The full cast is here but most visible was Joe Haberman as the alter ego for Ron Hubbard himself. He has to make his case for Dianetics and the whole philosophy of the Church of Scientology. Now, I’ve seen the Church outside Metro stops, apparently offering mini-audits, and the musical went into all of that, with some fake toys that aren’t exactly designed for the “One Laptop for every Child” program. Some of the toys can’t be taken to the airport, in fact.

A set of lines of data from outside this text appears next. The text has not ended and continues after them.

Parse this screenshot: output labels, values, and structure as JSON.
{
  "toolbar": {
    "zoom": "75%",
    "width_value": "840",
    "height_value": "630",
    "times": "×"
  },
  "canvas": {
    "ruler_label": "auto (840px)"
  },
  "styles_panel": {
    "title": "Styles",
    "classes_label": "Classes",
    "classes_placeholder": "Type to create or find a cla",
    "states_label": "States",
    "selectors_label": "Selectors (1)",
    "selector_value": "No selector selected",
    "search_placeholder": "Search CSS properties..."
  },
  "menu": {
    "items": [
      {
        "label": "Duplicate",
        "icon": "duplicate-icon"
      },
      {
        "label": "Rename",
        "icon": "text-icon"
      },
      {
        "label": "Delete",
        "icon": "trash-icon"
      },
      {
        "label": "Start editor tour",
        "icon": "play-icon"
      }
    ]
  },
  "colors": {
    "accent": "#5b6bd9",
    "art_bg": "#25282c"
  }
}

There are hilarious caricatures of John Travolta (who did things to himself, especially to be in “Staying Alive” and then “Hairspray,” but not for “Broken Arrow” – he changed a lot since “Saturday Night Fever” didn’t he) and Tom Cruise Mapother (whose cultural contributions through film have always struck me as lot more substantial – “Eyes Wide Shut”, “Minority Report”, and “Lions for Lambs”, the last of which is really his own idea.
The main body of the farce does deal with the supposed thought-body or philosophy of Scientology, which was represented as knowing oneself and one’s individual purpose in life (not exactly what pastor Rick Warren means by "purpose-driven"). Hubbard, it says, wrote a lot of science fiction that developed the philosophy – because, after all, sci-fi is prescient for new philosophical systems. Although theologically very different from most “New Age” practices, it seems to serve a similar purpose. They talked about the auditing (demonstrating the mock E-meter on puppets), the electrodes, the mild intrusiveness, and so on, enough to have fun of it.
The performers wore white cloaks and rainbow headbands and socks. The stage was covered with a "board game" rug having an interesting, radially symmetric pattern of black, blue, beige and white geometric blocks.
Performers did dance up the steps into the audience seats, from what is a small stage in a small theater. No matter, though; I recall that in a theater in the Luxor Hotel in Las Vegas, performers in the show "Atlantis" back in 1997 danced and did acrobatics in the air over the audience in a couple scenes.
Media sources have discussed a controversial "unauthorized biography" of Tom Cruise, with his reported close ties to the Church of Scientology, by Andrew Morton, to be published soon, a typical story here. Visitors might want to review the concept of "libel tourism" (as it applies to books not published in but sold in Britain) here, (see the Oct 14 issue).
The District of Columbia Arts Center in this space sponsored an exhibit "By Chance", a curatorial project organized by Lisa McCarty, and J. W. Maloney, Fen. 16-March 11, 2007.
Update: Jan. 18, 2008
ABC 20/20 did a spot "What Drives Me': Tom Cruise's True Mission: Assertions on Secret Tape and Unauthorized Bio Put the Star's Controversial Beliefs Front and Center," and showed a video of Cruise speaking at a Scientology Center. The link is here. Cruise's lawyer has called the unauthorized biography a "pack of lies."
Update: Jan. 29, 2008
Switched.com has a story by Terrence O'Brien, posted on AOL, titled "Scientology Goes After Blog for Posting Video of Tom Cruise," link here. It looks as though right now the video can be watched again, although that could certainly change with time.